By MILAN SIMONICH
New Mexico moved a step closer Wednesday to halting the growth of charter schools.
The House Education Committee voted 10-3 for a bill that would place a moratorium on new charter schools from June 14 of this year until Jan. 1, 2022.
Freshman Rep. Jack Chatfield, R-Mosquero, joined the Democrats on the committee in voting for the moratorium. The proposal, House Bill 434, would not cap enrollment at New Mexico’s 96 charter schools, nor would it seek to close any of them. They have a collective enrollment of more than 26,000.
But the lobbyist for the Greater Albuquerque Chamber of Commerce, several parents and charter school employees testified against the bill. They said it would limit options and opportunities for students and families.
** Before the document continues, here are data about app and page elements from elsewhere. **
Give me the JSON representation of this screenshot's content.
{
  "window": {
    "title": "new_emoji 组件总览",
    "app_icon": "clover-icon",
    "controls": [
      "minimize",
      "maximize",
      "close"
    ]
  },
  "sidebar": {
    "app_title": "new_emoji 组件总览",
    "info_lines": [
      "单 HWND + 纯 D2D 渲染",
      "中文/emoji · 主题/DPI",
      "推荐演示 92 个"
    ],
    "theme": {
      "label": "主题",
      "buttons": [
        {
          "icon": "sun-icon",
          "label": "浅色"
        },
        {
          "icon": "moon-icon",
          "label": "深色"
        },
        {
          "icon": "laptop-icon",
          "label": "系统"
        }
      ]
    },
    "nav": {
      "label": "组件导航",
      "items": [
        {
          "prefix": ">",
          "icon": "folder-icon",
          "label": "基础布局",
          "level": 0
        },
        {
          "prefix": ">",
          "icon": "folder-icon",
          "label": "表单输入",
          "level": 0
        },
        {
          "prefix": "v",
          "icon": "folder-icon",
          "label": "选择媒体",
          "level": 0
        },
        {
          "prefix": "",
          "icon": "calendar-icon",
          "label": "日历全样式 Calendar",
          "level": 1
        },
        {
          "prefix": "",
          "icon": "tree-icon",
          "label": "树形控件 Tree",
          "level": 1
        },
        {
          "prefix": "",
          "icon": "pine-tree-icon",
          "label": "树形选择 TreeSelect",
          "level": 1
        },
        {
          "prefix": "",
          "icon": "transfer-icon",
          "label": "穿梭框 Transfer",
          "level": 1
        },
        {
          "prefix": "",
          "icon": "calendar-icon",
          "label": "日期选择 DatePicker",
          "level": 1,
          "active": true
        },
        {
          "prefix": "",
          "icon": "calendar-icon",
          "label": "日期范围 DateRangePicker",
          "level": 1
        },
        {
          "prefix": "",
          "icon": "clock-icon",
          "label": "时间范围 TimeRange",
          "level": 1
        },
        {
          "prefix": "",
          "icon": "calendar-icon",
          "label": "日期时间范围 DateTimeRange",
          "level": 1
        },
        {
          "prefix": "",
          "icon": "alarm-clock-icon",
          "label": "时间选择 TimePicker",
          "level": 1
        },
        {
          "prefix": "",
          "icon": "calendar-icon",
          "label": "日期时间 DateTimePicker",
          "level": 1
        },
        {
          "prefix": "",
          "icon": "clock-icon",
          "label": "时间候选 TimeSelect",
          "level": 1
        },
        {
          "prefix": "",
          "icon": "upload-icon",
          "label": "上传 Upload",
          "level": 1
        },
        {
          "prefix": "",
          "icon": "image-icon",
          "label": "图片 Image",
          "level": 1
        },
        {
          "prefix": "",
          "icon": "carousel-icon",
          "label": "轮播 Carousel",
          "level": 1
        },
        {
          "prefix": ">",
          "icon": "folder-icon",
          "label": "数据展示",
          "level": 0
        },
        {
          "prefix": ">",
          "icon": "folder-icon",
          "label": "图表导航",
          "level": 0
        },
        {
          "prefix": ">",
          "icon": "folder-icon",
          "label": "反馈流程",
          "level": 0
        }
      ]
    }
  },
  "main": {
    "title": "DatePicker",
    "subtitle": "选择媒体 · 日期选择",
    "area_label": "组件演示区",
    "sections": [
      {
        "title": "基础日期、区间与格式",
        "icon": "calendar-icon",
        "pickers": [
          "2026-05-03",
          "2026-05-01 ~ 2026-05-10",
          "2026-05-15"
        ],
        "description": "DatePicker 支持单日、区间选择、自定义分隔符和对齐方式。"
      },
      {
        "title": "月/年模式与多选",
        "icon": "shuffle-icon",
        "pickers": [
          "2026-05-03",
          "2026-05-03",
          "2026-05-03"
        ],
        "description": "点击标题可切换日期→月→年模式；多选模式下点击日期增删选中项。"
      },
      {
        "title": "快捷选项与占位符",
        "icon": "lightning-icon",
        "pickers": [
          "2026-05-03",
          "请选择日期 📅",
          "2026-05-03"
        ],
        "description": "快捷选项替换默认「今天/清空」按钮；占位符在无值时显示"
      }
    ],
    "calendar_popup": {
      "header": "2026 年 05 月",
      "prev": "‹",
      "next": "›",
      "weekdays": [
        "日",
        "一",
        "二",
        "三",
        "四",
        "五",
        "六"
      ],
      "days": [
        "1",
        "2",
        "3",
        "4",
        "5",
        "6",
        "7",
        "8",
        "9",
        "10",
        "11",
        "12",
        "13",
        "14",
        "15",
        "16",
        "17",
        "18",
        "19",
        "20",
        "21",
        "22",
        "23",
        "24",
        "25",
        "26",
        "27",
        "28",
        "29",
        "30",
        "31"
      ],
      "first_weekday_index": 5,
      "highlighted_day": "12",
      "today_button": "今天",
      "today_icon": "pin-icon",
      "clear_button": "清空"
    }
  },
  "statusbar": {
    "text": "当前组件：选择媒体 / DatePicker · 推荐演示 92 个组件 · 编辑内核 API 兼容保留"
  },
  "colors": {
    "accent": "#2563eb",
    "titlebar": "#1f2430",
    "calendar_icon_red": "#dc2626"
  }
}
“I’m asking you not to attack my freedom as a parent,” said Bruce Langston, president of the board at Mission Achievement and Success Charter School in Albuquerque.
Rep. Christine Trujillo, a Democrat from Albuquerque who is the primary sponsor of the bill, said the timing is right to stop the growth of charter schools so they can be assessed.
One issue, she said, is that charters can receive proportionally more money than traditional public schools through a provision in the state funding formula. A second consideration is that a state District Court judge has ruled the Legislature has not adequately funded public schools, so a pause in funding new charters is justified, Trujillo said.
Teachers unions and organizations representing public school administrators were among those who testified for the bill.
Stan Rounds, executive director of an advocacy group for school administrators, said he supports the moratorium so charter schools can be evaluated.
“It’s tapping the brakes for a minute,” Rounds said, a comment that several people imitated as they spoke in favor of the moratorium.
Rep. Rebecca Dow, R-Truth or Consequences, argued at length against the bill, then tried but failed to block it.
Dow said a higher percentage of charter schools have received grades of A’s and B’s from the Public Education Department than have traditional public schools. She also said the moratorium was unnecessary because only perhaps two charter schools are added annually after the state evaluates more than a dozen applications.
Records compiled by the Public Education Department show 15 new state-authorized charter schools were approved in the last six years. Thirty state charter schools were authorized in the preceding six years.
The department also said nearly all state charter schools have waiting lists, “demonstrating high unmet demand.”
But not every student is well-prepared at charter schools, said Rep. Debbie Sariñana, D-Albuquerque.
She teaches freshman math classes at Manzano High School. Sariñana said some of her students who arrived from charter schools have needed extraordinary help.
One was 17 years old but landed in a freshman course because she had taken no math at her charter school and was far behind, Sariñana said.
The bill goes next to the State Government, Elections and Indian Affairs Committee.